by Thea Jourdan
Isobel Darvill was only eight months old when she developed the skin condition eczema. Soon, her body was covered in weeping red sores. “It was terrible. I tried everything,” says her mother, Sarah Darvill, 32, cuddling her daughter, now aged three. “Isobel would wake up in the morning with bleeding, inflamed skin where she had scratched. We had some terrible nights with her.” Even steroid creams couldn’t help.
In despair, Sarah finally turned to an alternative treatment recommended by a friend – regular doses of Hemp Seed Oil. Within weeks, the itchy sores had vanished. “I noticed the change almost straight away. Her skin became peachy,” says Sarah, who lives in Oxfordshire with her husband, Mark, and their three children. Two years later, Isobel is fine, although she still needs to take a spoonful of the oil every day. “If she misses a day, the eczema flares up again,” says Sarah.
Joanna Peters has suffered from severe PMT since her early twenties. Unwilling to take hormone pills, she started on a regime of Hemp Seed oil last year. “It took about three weeks to make a difference, but it really has worked for me,” says Joanna, 41, who works in advertising in London. “I feel much more relaxed in the week before my period, and I even like the oil’s nutty taste.”
There are plenty of anecdotes like these that attest to the therapeutic power of Hemp. Packed with digestible protein, vitamins and essential fatty acids, Hemp has been described as one of nature’s most perfectly balanced foods. Grown throughout the world for thousands of years, it has enjoyed a considerable revival since the 1990s when it was reintroduced as a commercial crop in Europe. Hemp cultivation in Britain doubled between 1990-1997.
Although many people swear by Hemp, hard facts about its health-giving properties have been hard to come by until now. A team of scientists in Finland has conducted the first clinical trials, which show that Hemp oil can have dramatic effects.

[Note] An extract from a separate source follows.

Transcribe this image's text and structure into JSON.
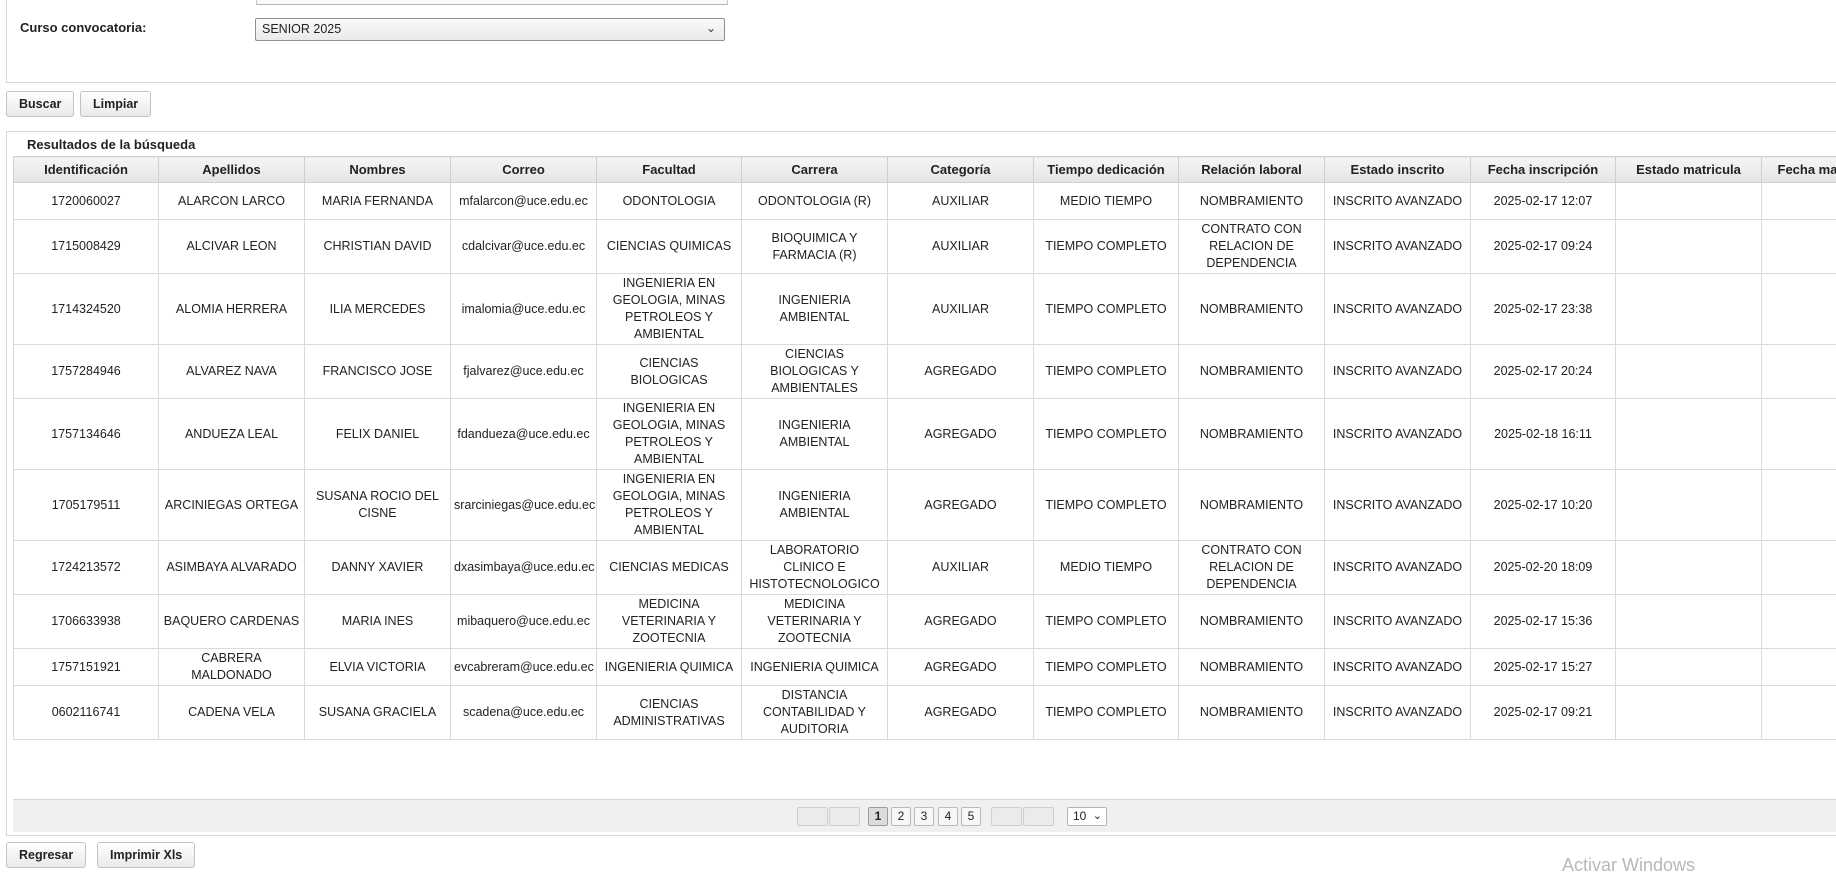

The study, conducted at the Departments of Pharmaceutical Chemistry and Clinical Nutrition at the University of Kuopio, involved a group of 14 healthy volunteers taking a daily dose of Hemp Seed oil for four weeks. All kept detailed food diaries and were told to decrease their intake of saturated fats throughout the study so as to get clear results about levels of fats in the blood. After an appropriate break, they were asked to follow the same regime with linseed oil.
What researchers found was that Hemp Seed oil, as well as containing substantial levels of important essential fatty acids, considerably boosted the level of gamma-linolenic acid (GLA) in the blood. GLA has a potent anti-inflammatory effect, which may help to explain why it eases the pain of eczema.
Dr Jace Callaway, who headed the Finnish project, believes that there is likely to be a link. “Increased serum levels of GLA might help explain some of the numerous anecdotal reports of seemingly miraculous cures from people taking Hemp Seed oil, particularly those suffering from chronic health problems such as allergies, dry skin, slow wound healing and even rheumatoid arthritis.” Linseed oil did not have the same effect, actually reducing levels of GLA in the body.
Hemp Seed oil contains the same potent essential fatty acids found in evening primrose oil, which is also used to relieve the symptoms of PMT.
Hemp does not have to be consumed just as cold oil. Like soybeans, Hemp Seeds can be made into many different food products. Crushed seeds can be used as flour to make bread, cakes, pasta, and biscuits. In addition, the soaked seeds can be made into “milk”, ice cream and non-dairy cheeses.
Confusion often arises about the difference between Hemp and illegal cannabis. Hemp is a variety of the plant species Cannabis Sativa, but it has negligible psychoactive properties. You would have to drink about a litre of Hemp Seed oil to feel any effect.
Nutritionist Lorraine Perreta recommends Hemp Seed oil to anyone who wants to make sure they have a balanced diet – and a glowing complexion. “It literally lubricates from the outside in,” she says. “Imagine having a moisturiser that works from beneath the skin.” It is also possible to grind up the seeds and use the mash as a skin exfoliant.
Hemp Seed is also easy to digest, making it ideal for people suffering from gut and bowel problems. A recent report, funded by the Canadian government, says that 66 per cent of Hemp protein is high quality, the highest percentage of any plant source. Hemp also contains three times as much vitamin E as flax.
While Hemp Seed is a powerful healer, it is fragile. The essential fatty acids it contains are easily damaged if exposed to light, air or heat. So nutritionists recommend that Hemp Seed should never be cooked at high temperatures and is best eaten raw.